Earlier this month, I had the privilege of hosting our first digital roundtable, bringing together transformation and operational leads from a range of global Investment Banks in Europe. The roundtable provided a forum to share experiences on front office digital transformation and the impact COVID-19 is having on those programmes. Whilst we covered numerous topics, several key themes came through.
Banker adoption remains a challenge
The business case for transforming the front office focused on banker productivity and profitable growth is clear. Translating this case into tangible, banker benefit remains a challenge as time and effort tends to focus on technology delivery and not on change required to enable adoption. Several approaches to address this were discussed:

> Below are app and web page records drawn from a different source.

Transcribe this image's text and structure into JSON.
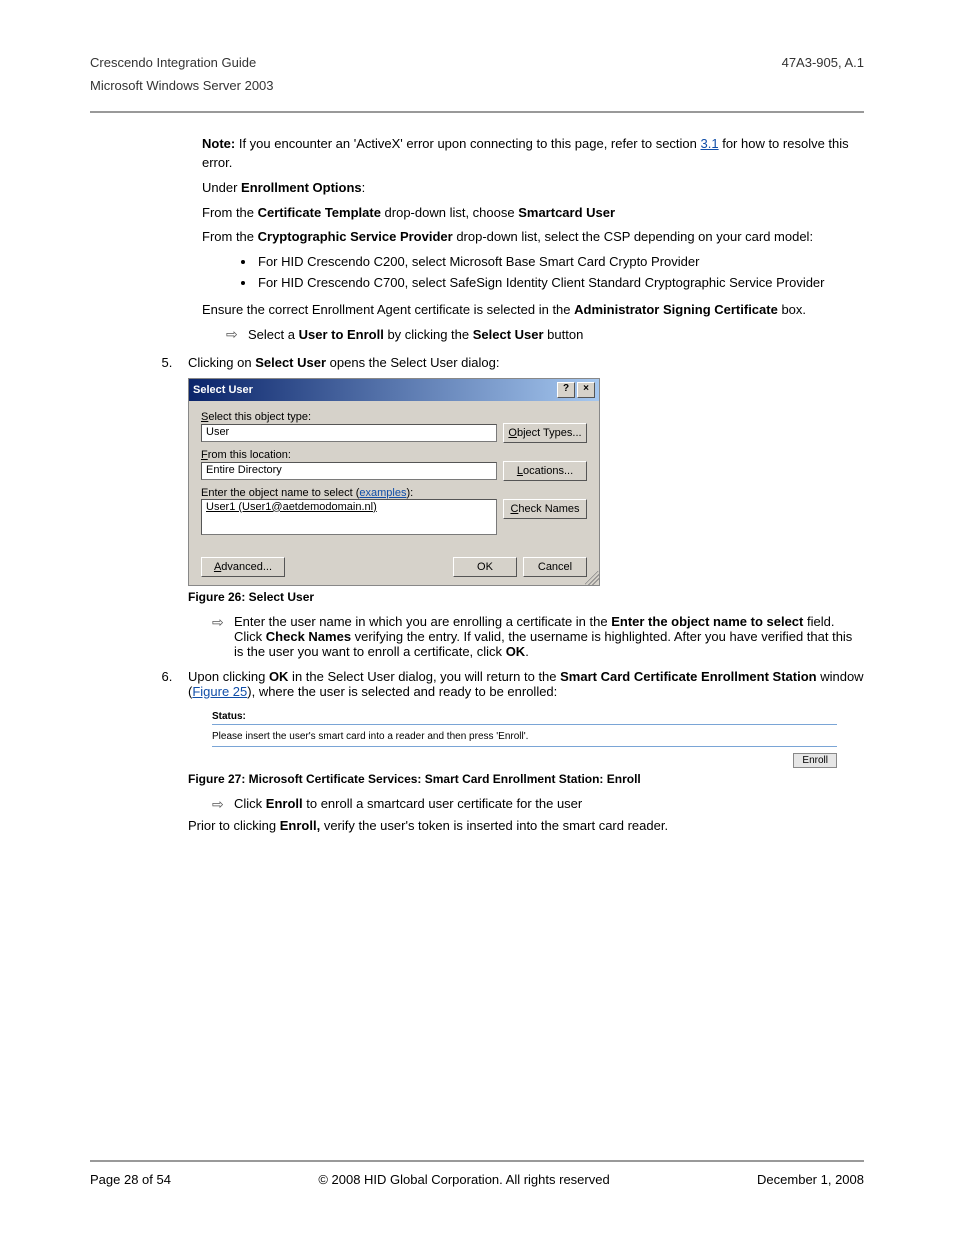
{
  "header": {
    "title_left": "Crescendo Integration Guide",
    "title_right": "47A3-905, A.1",
    "sub_left": "Microsoft Windows Server 2003"
  },
  "note": {
    "label": "Note:",
    "text1": " If you encounter an 'ActiveX' error upon connecting to this page, refer to section ",
    "link": "3.1",
    "text2": " for how to resolve this error."
  },
  "enroll_opts": {
    "intro1a": "Under ",
    "intro1b": "Enrollment Options",
    "intro1c": ":",
    "l2a": "From the ",
    "l2b": "Certificate Template",
    "l2c": " drop-down list, choose ",
    "l2d": "Smartcard User",
    "l3a": "From the ",
    "l3b": "Cryptographic Service Provider",
    "l3c": " drop-down list, select the CSP depending on your card model:",
    "b1": "For HID Crescendo C200, select Microsoft Base Smart Card Crypto Provider",
    "b2": "For HID Crescendo C700, select SafeSign Identity Client Standard Cryptographic Service Provider",
    "l4a": "Ensure the correct Enrollment Agent certificate is selected in the ",
    "l4b": "Administrator Signing Certificate",
    "l4c": " box.",
    "ar1a": "Select a ",
    "ar1b": "User to Enroll",
    "ar1c": " by clicking the ",
    "ar1d": "Select User",
    "ar1e": " button"
  },
  "step5": {
    "text_a": "Clicking on ",
    "text_b": "Select User",
    "text_c": " opens the Select User dialog:"
  },
  "dialog": {
    "title": "Select User",
    "lbl_type_a": "S",
    "lbl_type_b": "elect this object type:",
    "val_type": "User",
    "btn_types_a": "O",
    "btn_types_b": "bject Types...",
    "lbl_from_a": "F",
    "lbl_from_b": "rom this location:",
    "val_from": "Entire Directory",
    "btn_loc_a": "L",
    "btn_loc_b": "ocations...",
    "lbl_name": "Enter the object name to select (",
    "lbl_name_link": "examples",
    "lbl_name_end": "):",
    "val_name": "User1 (User1@aetdemodomain.nl)",
    "btn_check_a": "C",
    "btn_check_b": "heck Names",
    "btn_adv_a": "A",
    "btn_adv_b": "dvanced...",
    "btn_ok": "OK",
    "btn_cancel": "Cancel"
  },
  "fig26_caption": "Figure 26: Select User",
  "after26": {
    "ar_a": "Enter the user name in which you are enrolling a certificate in the ",
    "ar_b": "Enter the object name to select",
    "ar_c": " field. Click ",
    "ar_d": "Check Names",
    "ar_e": " verifying the entry. If valid, the username is highlighted. After you have verified that this is the user you want to enroll a certificate, click ",
    "ar_f": "OK",
    "ar_g": "."
  },
  "step6": {
    "a": "Upon clicking ",
    "b": "OK",
    "c": " in the Select User dialog, you will return to the ",
    "d": "Smart Card Certificate Enrollment Station",
    "e": " window (",
    "link": "Figure 25",
    "f": "), where the user is selected and ready to be enrolled:"
  },
  "fig27": {
    "status_label": "Status:",
    "status_msg": "Please insert the user's smart card into a reader and then press 'Enroll'.",
    "enroll_btn": "Enroll"
  },
  "fig27_caption": "Figure 27: Microsoft Certificate Services: Smart Card Enrollment Station: Enroll",
  "after27": {
    "ar_a": "Click ",
    "ar_b": "Enroll",
    "ar_c": " to enroll a smartcard user certificate for the user",
    "p2_a": "Prior to clicking ",
    "p2_b": "Enroll,",
    "p2_c": " verify the user's token is inserted into the smart card reader."
  },
  "footer": {
    "left": "Page 28 of 54",
    "center": "© 2008 HID Global Corporation.  All rights reserved",
    "right": "December 1, 2008"
  }
}
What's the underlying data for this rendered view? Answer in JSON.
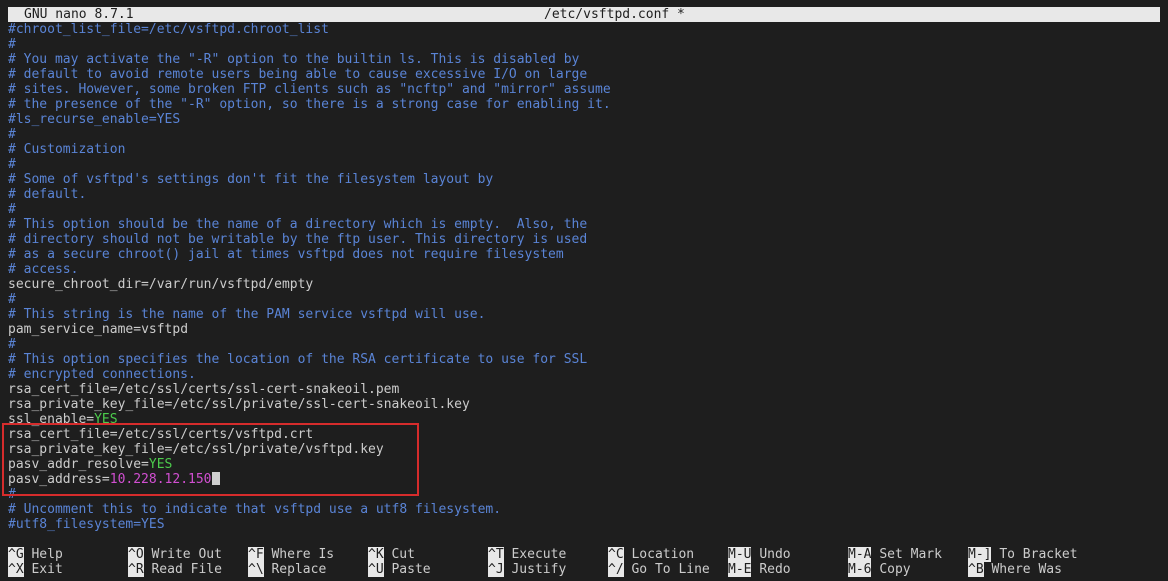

- Balancing banker requirements with those of the CAO function. Historically, CRM has been built to enable operations to capture relevant data and run reports, rather than enable bankers, a key driver of poor adoption. Being clear on who the customer of the digital transformation is, along with understanding the change impact and ways of working is essential.
- Aligning global strategic KPIs set out by the leadership with banker scorecards and dashboards in CRM drives transparency on where leadership is focused. Real-time dashboards have incentivised the entry of relevant information by bankers, and re-enforced value that leadership associates to certain activities.
- Involving bankers in the design and requirements gathering throughout the programme – prioritising functionality that matters early including Outlook integration and who knows whom.
- Bringing together actual ways of working and how CRM is designed for pipeline management. Being able to capture initial, long term identified opportunities, not used for pipeline commitments is incredibly useful to coverage and M&A bankers, having the ability to capture quick transactions is much more useful in DCM. The CRM tool needs to be designed to meet both requirements, with the right pipeline functionality for the right banker.
The carrot and stick of data quality
Trust in the data both at client structure and revenue level remains a pain point, especially as data quality is not considered a bankers’ problem. To address this we heard examples of:
- Looking at data quality AI tools to automate client data quality checks, together with standardising hierarchy structures across IBDs and Global Markets. This is underpinned by defining how client structures are defined and visualised – essential both for regulatory requirement and to ensure that relevant data is surfaced to drive a better banker experience.
- Driving data accountability with bankers including the need for contact entry and sharing, along with leading by example by senior leadership. Adopting a culture where the Salesforce pipeline is part of the Monday meetings at regional level, where “if the deal isn’t in Salesforce, it won’t be discussed” has been effective
True client lifecycle management
Investment Banking still suffers from siloed legacy applications impacting the ability to on-board and service clients efficiently and digitally.
- Enabling the client journey from on-boarding to servicing, reducing manual intervention where possible remains a focus area. At a foundational level, connecting CRM to on-boarding technology – looking at standardising regional ways of working and client structures
- Moving towards a digital, end-to-end client experience– with discussions focusing on maturity of client self-service portals and cloud content management providers to capture and store relevant data securely.
Due to the likely prolonged need to work remotely – COVID-19 has heightened the importance of providing bankers across all grades the right tools to be productive and connected globally. While each Investment Bank is facing its own challenges on balancing necessary short-term fixes, with longer-term transformation the focus needs to be on the employee and client experience.